We have left China a few days ago but because of government’s ban on media that could possibly free up people’s minds and cause unnecessary disturbance to the nation I was unable to access my wordpress blog. Thankfully Instagram seemed to be working fine, so at least I could keep it going by posting endless photos and developing my hash tag addiction. But now I’m back to the blogging business and in the next few post I will quickly wrap up our last months adventures.
After a bit of a drama with leaving Honk Kong (read about it here), we arrived at the border with no issues, but the moment we were ready to cross onto China we realised that one of the bags we carried was left on the HK side of the border. And it was an important bag as it contained precious food for the journey ahead. Fruits, biscuits, eggs tarts and cured meat. Too much good stuff to waste, call me greedy but when your budget is tight every penny matters, hence off I went for a search. I soon found out that going back on myself on a border crossing isn’t really something you should do and after getting stopped by security and explaining (I mean drawing things in the air with my hands) my sad situation, I surrendered my passport hoping I can go back to HK and quickly pick up what belonged to us. 20 minutes after I handed in my passport I got a little bit nervous as the person who assisted me at the beginning was nowhere to be seen. Eventually I got my passport back and proceeded back to HK crossing. I don’t think I was too surprised to discover that the bag was no longer there. With no food and no cash in our wallets we boarded on an overnight train to Changsha, where we arrived delayed by 4 hours the following morning.

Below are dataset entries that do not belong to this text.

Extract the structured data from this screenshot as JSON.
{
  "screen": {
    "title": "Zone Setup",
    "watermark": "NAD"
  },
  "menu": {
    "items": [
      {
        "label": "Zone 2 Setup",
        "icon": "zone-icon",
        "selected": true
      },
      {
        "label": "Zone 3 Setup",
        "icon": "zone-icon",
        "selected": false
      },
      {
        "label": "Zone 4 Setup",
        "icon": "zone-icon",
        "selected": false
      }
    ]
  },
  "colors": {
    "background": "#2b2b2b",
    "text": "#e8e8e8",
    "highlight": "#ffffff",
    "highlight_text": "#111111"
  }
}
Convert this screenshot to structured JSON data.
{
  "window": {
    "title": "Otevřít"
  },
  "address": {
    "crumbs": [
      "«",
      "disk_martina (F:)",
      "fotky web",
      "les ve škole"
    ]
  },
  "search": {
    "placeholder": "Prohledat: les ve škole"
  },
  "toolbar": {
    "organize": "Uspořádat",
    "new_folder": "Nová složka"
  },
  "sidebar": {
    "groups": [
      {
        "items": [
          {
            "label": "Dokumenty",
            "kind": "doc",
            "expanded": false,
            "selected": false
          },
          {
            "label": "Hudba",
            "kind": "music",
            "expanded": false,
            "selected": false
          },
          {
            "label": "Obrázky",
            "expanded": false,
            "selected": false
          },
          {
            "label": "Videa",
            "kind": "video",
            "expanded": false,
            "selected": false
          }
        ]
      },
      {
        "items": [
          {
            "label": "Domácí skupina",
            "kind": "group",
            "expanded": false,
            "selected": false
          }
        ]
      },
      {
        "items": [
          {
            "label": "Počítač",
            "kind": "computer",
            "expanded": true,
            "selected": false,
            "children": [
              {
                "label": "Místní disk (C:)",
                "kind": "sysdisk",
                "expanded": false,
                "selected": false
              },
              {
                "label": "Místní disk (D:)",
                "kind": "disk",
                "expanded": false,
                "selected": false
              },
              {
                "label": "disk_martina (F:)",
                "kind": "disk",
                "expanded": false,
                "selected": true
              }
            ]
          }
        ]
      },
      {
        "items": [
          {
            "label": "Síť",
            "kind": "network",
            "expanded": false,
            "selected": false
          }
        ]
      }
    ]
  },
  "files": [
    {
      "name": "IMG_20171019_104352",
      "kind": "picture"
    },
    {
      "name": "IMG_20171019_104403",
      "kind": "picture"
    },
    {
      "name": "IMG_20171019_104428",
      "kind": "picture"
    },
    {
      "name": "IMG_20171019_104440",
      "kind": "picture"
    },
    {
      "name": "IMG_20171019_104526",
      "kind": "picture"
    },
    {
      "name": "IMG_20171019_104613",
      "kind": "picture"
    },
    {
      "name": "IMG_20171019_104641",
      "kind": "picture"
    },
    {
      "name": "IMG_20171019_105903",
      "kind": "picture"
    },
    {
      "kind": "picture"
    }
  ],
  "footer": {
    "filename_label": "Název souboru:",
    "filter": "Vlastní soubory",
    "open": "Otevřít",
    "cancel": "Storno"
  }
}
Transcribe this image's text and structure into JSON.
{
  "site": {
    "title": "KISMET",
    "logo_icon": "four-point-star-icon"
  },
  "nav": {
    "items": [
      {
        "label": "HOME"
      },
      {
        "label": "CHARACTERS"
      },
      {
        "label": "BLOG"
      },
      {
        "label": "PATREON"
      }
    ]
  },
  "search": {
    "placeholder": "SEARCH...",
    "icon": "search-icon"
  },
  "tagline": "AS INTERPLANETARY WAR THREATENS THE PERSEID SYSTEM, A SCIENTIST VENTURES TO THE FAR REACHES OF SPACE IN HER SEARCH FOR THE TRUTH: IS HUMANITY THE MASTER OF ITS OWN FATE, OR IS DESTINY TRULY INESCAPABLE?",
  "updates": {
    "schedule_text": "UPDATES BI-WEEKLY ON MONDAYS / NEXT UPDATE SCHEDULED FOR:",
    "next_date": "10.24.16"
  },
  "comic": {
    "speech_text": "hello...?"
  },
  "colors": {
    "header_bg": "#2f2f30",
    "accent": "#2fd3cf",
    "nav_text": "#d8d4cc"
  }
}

Changsha is not a tourist destination but it was Tim’s brother Jamie whom we paid a visit. It felt a bit weird to be back in a developed city, almost like we were cheating on the idea of backpacking! The city of Changsha appeared to be very modern with a lot of smog, plenty of universities and country’s biggest fireworks factories, which greatness can be witnessed on Saturday nights when a firework show is on for everyone to enjoy. But of course we did not plan to spent the whole month we had in Changha and after few days of our arrival we were ready to set off together on our first trip to Tianmen Mountain National Forest Park and Zhangjiajie National Park.
Tianmen Mountain sits above the city of Zhangjiajie with its highest peak at just over 1500 meters. The mountain is named after the massive cave half way up the mountain that looks like a gate to the heaven, hence, the name Heavenly Gate Mountain. Prices for accessing this national park are heavenly high too, so if you are on a tight budget be aware!
In order to get to the heavens gate a rather hell like ride along 7.2 km cable car is required and believe me it does make the hair on your arms stand up. The Chinese have claimed it to be the longest cable car across high mountains in the world, which may be the truth or it may as well be the longest cable car across high mountains in the world, in China. Regardless of that the views are spectacular, if you can actually be brave enough to look down.
Once you get over your fear of hight another scary adventure awaits in front of you, a Walk of Faith, a glass path sitting on the edge of the cliff. Boys chickened out much more than I and if anything I found Chinese tourist cramping in one spot taking endless photos much more scarier than the walk itself.
Another cable car ride away is Heavenly Temple, a 500-year-old Buddhist temple nestled in the mountain. One of the most important temples in the area, the grounds were surprisingly empty and made a nice stop to relax and wander around. Not very often you get the whole temple to yourself!
And as we were thinking that the heart stopping mountain transportation is all behind us, we had to jump on a bus that joined a road with 99 bends ascending to the top of the mountain and the Tianmen cave. Then the cave itself was only 999 steps up away…
Once we were done with the heavens Zhangjiajie National Park was our next stop. Only an hour away on a bus from Tianmen Mountain National Forest Park, the park has been marked as AAAAA attraction and being the part of Wulingyuan Scenic Area is recognized as a UNESCO World Heritage Site. Zhangjiajie’s popularity became even bigger with tourist after 2012 when Chinese declared that the park was an inspiration behind the movie Avatar and the tacky photographs with the Avatar creatures photo-shoped can be taken by the main view points. Sad I know but local tourists seem to like it.
The transport within the park is via buses and thankfully this is included in the ticket price. We spent the night in a hostel on the parks grounds, so that we could make the most of the two days we had left.
The weather seemed to work in our favour too and the cooler mountain air felt much refreshing. Starting our walks early in the morning meant that we avoided the heat of the midday sun but also the sites we wanted to see were likely to be less crowded.
The fog hovering over the giant rocks rising from deep valleys making the photo opportunities not so great, but with a bit of imagination I could see how fabulous this place must look like with a better visibility. Or maybe the fog made it look more mystical, hence the idea for Avatar?!